EXERCISE REQUIREMENTS: Return each line in the records below that includes "html".

DATA PROVIDED:
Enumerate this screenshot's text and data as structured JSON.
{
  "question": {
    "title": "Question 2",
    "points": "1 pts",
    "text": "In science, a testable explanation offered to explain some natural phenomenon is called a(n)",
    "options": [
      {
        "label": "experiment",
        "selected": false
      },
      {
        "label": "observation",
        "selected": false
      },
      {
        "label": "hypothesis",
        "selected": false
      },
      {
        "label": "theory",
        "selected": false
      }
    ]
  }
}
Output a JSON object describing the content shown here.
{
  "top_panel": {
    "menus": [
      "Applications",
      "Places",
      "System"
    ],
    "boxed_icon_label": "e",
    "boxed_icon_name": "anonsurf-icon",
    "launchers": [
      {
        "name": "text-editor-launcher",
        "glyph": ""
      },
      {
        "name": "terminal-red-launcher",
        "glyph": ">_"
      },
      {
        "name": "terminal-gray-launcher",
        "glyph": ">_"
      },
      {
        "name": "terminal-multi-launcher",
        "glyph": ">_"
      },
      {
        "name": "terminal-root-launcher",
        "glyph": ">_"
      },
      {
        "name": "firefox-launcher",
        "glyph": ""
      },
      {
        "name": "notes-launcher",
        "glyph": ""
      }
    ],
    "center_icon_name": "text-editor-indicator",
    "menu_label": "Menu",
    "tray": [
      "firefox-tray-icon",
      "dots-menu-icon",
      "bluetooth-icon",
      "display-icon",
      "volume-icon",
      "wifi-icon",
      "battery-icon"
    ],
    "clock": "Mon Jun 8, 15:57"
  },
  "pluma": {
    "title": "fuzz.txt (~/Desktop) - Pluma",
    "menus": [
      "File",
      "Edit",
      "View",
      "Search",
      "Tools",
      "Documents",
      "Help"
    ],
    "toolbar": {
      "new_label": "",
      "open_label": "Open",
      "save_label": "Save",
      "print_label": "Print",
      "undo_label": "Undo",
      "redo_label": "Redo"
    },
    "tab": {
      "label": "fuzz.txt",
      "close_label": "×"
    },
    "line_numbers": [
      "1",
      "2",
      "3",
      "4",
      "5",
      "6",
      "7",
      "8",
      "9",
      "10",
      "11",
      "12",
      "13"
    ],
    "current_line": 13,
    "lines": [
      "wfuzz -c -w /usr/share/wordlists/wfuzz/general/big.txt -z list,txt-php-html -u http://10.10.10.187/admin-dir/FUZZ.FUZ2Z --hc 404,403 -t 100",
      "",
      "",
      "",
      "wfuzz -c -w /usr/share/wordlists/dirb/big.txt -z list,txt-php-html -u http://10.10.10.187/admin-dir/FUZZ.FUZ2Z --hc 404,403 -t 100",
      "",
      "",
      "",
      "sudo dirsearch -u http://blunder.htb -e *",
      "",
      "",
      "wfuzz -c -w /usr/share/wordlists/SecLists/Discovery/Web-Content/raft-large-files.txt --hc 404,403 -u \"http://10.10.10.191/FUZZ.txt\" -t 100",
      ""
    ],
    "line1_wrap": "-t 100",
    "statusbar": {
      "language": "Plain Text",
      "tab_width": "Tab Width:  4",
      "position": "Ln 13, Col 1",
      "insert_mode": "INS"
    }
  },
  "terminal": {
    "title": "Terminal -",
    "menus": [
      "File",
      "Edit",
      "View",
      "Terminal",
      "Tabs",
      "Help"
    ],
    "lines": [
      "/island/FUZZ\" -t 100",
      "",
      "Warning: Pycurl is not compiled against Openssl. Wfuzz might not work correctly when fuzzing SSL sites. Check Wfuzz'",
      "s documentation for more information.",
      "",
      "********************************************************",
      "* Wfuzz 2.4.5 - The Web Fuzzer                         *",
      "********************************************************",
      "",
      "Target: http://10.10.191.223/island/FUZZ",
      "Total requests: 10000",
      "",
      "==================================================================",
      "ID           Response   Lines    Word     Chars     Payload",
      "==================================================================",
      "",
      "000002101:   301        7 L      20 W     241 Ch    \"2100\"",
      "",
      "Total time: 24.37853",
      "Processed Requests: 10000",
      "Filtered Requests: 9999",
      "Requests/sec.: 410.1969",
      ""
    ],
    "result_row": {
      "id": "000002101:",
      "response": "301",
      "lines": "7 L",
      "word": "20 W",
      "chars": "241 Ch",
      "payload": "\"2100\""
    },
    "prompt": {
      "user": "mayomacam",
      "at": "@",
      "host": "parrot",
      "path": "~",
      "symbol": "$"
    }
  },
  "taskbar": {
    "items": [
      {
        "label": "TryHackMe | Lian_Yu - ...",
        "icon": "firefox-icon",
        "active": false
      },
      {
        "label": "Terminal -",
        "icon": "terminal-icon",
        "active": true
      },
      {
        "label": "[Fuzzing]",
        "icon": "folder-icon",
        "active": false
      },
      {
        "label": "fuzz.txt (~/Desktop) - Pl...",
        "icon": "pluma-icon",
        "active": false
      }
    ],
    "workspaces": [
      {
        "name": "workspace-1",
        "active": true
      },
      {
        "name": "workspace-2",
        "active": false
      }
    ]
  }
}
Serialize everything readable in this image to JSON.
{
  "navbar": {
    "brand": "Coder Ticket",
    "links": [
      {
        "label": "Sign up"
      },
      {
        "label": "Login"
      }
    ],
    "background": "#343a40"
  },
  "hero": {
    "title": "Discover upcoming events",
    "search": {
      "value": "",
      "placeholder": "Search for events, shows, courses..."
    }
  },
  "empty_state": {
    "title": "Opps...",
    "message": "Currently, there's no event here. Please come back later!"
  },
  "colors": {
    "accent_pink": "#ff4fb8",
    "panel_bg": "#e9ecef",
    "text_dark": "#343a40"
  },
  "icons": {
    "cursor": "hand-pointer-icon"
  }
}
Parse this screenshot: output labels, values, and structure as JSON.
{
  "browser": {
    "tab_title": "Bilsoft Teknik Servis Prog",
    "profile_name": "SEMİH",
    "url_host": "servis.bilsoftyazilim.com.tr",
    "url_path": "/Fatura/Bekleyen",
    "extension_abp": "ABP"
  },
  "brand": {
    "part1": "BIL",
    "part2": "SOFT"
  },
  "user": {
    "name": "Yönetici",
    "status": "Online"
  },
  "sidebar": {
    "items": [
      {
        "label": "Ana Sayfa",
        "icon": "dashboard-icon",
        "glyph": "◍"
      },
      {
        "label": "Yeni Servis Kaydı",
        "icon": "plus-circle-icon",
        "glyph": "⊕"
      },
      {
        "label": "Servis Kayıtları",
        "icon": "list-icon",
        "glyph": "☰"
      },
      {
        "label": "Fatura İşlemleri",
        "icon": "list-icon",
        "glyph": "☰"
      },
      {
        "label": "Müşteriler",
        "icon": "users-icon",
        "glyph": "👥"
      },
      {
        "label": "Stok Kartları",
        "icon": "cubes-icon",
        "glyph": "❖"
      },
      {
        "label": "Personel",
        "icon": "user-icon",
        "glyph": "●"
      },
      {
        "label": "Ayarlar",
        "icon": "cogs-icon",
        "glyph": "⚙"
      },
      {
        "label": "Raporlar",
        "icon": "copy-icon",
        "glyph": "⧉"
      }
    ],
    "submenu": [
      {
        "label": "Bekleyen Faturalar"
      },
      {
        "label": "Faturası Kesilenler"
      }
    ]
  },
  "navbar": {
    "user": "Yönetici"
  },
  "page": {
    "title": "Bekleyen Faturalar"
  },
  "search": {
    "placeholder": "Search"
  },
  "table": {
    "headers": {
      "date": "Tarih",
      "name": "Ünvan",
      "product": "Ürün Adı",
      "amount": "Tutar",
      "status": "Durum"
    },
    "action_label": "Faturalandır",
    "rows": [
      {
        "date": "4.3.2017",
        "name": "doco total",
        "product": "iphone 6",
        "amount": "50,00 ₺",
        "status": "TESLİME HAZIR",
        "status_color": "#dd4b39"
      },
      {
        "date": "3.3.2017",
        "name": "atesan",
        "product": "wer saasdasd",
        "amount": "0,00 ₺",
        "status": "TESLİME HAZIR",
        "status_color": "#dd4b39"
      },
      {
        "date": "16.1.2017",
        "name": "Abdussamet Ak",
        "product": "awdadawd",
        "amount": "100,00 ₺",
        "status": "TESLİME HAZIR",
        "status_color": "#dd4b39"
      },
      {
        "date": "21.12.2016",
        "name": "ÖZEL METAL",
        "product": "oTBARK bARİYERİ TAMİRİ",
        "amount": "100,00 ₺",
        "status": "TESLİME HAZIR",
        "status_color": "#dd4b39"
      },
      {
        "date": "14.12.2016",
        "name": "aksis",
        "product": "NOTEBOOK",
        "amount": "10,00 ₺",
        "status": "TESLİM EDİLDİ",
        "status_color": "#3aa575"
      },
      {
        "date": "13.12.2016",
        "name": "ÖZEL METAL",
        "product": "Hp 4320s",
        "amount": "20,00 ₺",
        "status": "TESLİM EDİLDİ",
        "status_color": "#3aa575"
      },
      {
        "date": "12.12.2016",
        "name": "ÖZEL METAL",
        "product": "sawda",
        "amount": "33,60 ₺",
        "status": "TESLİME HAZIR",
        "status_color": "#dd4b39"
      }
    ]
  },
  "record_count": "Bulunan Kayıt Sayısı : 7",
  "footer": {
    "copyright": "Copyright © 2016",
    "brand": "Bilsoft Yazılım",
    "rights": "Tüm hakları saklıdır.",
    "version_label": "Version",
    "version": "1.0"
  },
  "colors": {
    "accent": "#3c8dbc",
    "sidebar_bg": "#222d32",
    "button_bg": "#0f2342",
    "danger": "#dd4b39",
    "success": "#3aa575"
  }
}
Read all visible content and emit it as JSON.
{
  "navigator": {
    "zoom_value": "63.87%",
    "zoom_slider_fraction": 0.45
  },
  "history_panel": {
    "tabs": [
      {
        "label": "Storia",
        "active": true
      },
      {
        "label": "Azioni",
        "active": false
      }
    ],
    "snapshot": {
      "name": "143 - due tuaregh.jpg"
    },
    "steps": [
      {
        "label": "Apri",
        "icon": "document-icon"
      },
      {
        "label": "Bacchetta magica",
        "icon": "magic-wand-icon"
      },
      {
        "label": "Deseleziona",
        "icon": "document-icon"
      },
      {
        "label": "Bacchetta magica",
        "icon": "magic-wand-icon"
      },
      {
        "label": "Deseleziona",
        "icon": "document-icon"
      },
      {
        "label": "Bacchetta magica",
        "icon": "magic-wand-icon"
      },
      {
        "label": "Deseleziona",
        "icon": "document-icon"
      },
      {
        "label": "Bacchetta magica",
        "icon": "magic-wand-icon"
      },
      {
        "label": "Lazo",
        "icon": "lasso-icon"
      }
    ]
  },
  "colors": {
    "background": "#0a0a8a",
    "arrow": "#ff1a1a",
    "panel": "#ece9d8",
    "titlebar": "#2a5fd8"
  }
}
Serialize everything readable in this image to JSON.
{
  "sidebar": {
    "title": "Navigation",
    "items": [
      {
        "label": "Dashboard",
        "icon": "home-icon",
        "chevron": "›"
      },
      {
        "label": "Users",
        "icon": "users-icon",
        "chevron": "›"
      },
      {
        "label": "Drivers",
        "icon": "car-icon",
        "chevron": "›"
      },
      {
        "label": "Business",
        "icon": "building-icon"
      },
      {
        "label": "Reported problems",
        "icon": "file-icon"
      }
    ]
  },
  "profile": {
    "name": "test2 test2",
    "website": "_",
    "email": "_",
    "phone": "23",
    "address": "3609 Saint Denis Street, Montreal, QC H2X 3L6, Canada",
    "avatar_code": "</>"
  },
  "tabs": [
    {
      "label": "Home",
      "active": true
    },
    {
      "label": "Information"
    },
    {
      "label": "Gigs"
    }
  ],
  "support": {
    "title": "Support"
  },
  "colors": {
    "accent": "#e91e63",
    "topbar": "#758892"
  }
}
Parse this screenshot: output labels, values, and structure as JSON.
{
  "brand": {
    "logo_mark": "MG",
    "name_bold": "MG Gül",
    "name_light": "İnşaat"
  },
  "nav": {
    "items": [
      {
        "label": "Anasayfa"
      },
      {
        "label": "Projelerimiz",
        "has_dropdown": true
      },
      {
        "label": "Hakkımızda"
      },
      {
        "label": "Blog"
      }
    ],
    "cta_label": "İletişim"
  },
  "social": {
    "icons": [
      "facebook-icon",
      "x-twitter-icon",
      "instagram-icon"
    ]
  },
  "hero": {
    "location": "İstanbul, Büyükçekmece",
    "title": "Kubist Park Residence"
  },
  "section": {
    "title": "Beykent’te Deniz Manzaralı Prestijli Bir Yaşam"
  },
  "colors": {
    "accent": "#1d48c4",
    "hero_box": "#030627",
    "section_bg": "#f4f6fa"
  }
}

ANSWER BELOW:
      "wfuzz -c -w /usr/share/wordlists/wfuzz/general/big.txt -z list,txt-php-html -u http://10.10.10.187/admin-dir/FUZZ.FUZ2Z --hc 404,403 -t 100",
      "wfuzz -c -w /usr/share/wordlists/dirb/big.txt -z list,txt-php-html -u http://10.10.10.187/admin-dir/FUZZ.FUZ2Z --hc 404,403 -t 100",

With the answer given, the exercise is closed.